The French government also aims to reduce the number of fatal or disabling falls of people aged 65 by at least 20 percent by 2024, and by 2032, the goal is for at least 680,000 homes to be adapted, particularly those of low-income older people.

Who can benefit?

According to reporting by Le Monde, this aid is not solely reserved for people who already have decreased mobility. 

Instead, it is intended for older people generally. When applying, the applicant must be able to demonstrate that they are an independent retiree and need (this could be based on income, age, health, etc) to adapt their housing in order to make it more accessible.

The amount of assistance offered will be means-tested based on financial status.

What types of work would qualify?

Some examples of work that might qualify for assistance might be:

  • adapting the bathroom (for example, adding grab bars or enlarging the door)
  • replacing the bathtub with a shower
  • installing a bathtub with a door
  • installing a stair lift
  • adding access ramps to the home

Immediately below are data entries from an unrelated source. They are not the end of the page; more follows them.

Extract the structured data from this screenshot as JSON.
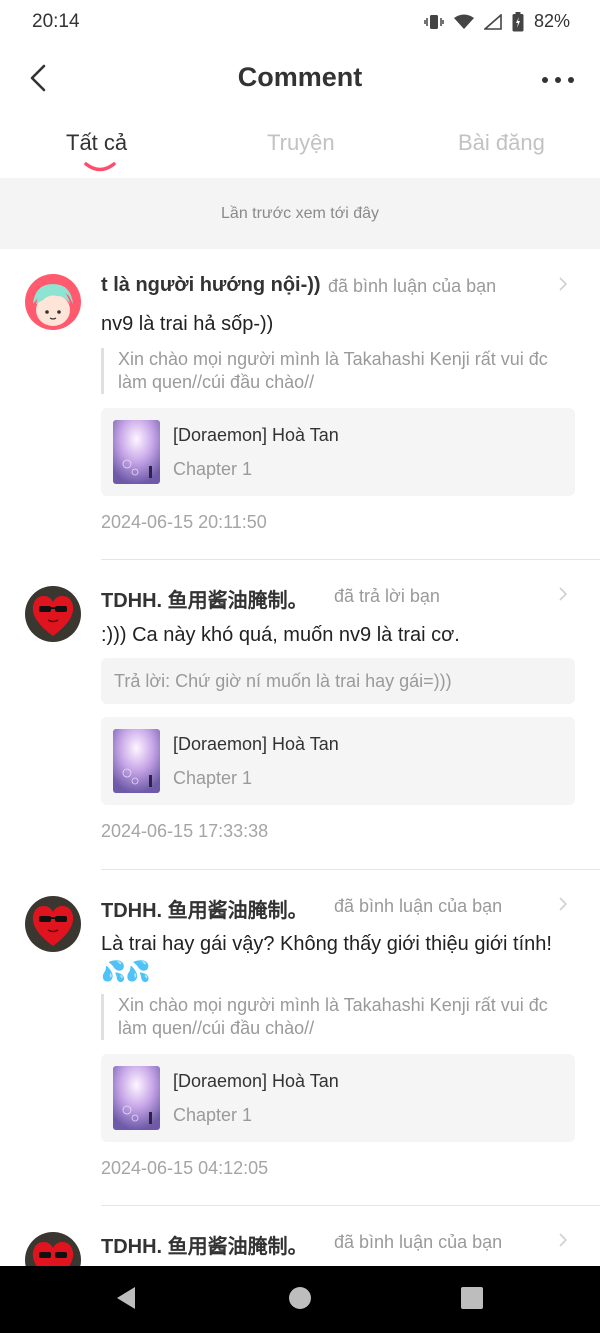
{
  "status": {
    "time": "20:14",
    "battery": "82%"
  },
  "header": {
    "title": "Comment"
  },
  "tabs": [
    {
      "label": "Tất cả"
    },
    {
      "label": "Truyện"
    },
    {
      "label": "Bài đăng"
    }
  ],
  "notice": "Lần trước xem tới đây",
  "items": [
    {
      "user": "t là người hướng nội-))",
      "action": "đã bình luận của bạn",
      "comment": "nv9 là trai hả sốp-))",
      "quote": "Xin chào mọi người mình là Takahashi Kenji rất vui đc làm quen//cúi đầu chào//",
      "story_title": "[Doraemon] Hoà Tan",
      "chapter": "Chapter 1",
      "time": "2024-06-15 20:11:50"
    },
    {
      "user": "TDHH. 鱼用酱油腌制。",
      "action": "đã trả lời bạn",
      "comment": ":))) Ca này khó quá, muốn nv9 là trai cơ.",
      "reply": "Trả lời: Chứ giờ ní muốn là trai hay gái=)))",
      "story_title": "[Doraemon] Hoà Tan",
      "chapter": "Chapter 1",
      "time": "2024-06-15 17:33:38"
    },
    {
      "user": "TDHH. 鱼用酱油腌制。",
      "action": "đã bình luận của bạn",
      "comment": "Là trai hay gái vậy? Không thấy giới thiệu giới tính! 💦💦",
      "quote": "Xin chào mọi người mình là Takahashi Kenji rất vui đc làm quen//cúi đầu chào//",
      "story_title": "[Doraemon] Hoà Tan",
      "chapter": "Chapter 1",
      "time": "2024-06-15 04:12:05"
    },
    {
      "user": "TDHH. 鱼用酱油腌制。",
      "action": "đã bình luận của bạn"
    }
  ],
  "icons": [
    "vibrate-icon",
    "wifi-icon",
    "signal-icon",
    "battery-icon",
    "back-arrow-icon",
    "more-dots-icon",
    "chevron-right-icon",
    "nav-back-icon",
    "nav-home-icon",
    "nav-recents-icon"
  ],
  "colors": {
    "accent": "#ff4d6d",
    "background": "#ffffff",
    "notice_bg": "#f4f4f4",
    "card_bg": "#f5f5f5"
  }
}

The benefit is not limited to those options – any project that aims to increase home accessibility for a senior could qualify, as long as it is not simply aesthetic-focused.

Can it be combined with Ma Prime Renov?

They have different criteria, but Ma Prime Renov and Ma Prime Adapt can be combined in order to provide maximum support to elderly people wishing to adapt and stay in their homes.

How can I apply?

In order to apply, you will be required to meet the conditions stated above, in addition to being able to demonstrate that the housing in question is at least 15 years old and that the amount of work being done would cost at least €1,500.

Keep in mind that the renovation will need to be carried out by a recognised building company or contractor – specifically one with the label “RGE.”

You will be able  toapply for the Ma Prime Adapt aid via France’s National Housing Agency (ANAH). A dedicated website will be created to facilitate the process, with a launch date TBC. 

On the site, you will submit an application form that includes the estimates of the work planned. According to Le Monde, €5,600 will be the maximum amount of aid to be offered, and the cost of work will be capped at €8,000. However, this information has not yet been published by the National Housing Agency. 

What have the other available schemes been?

Currently, retirees in France can apply for the “Habiter facile” scheme from the ANAH (Agence Nationale de l’Habitat), which also helps to finance work that promotes the ability of elderly people to remain in their homes.

“Bien vieillir chez soi” is a similar aid scheme which is offered by the CNAV (social security).

The elderly and disabled can also benefit from tax credits on accessibility or home adaptation work. 

These will likely be replaced by Ma Prime Adapt, which will combine all benefits into one package.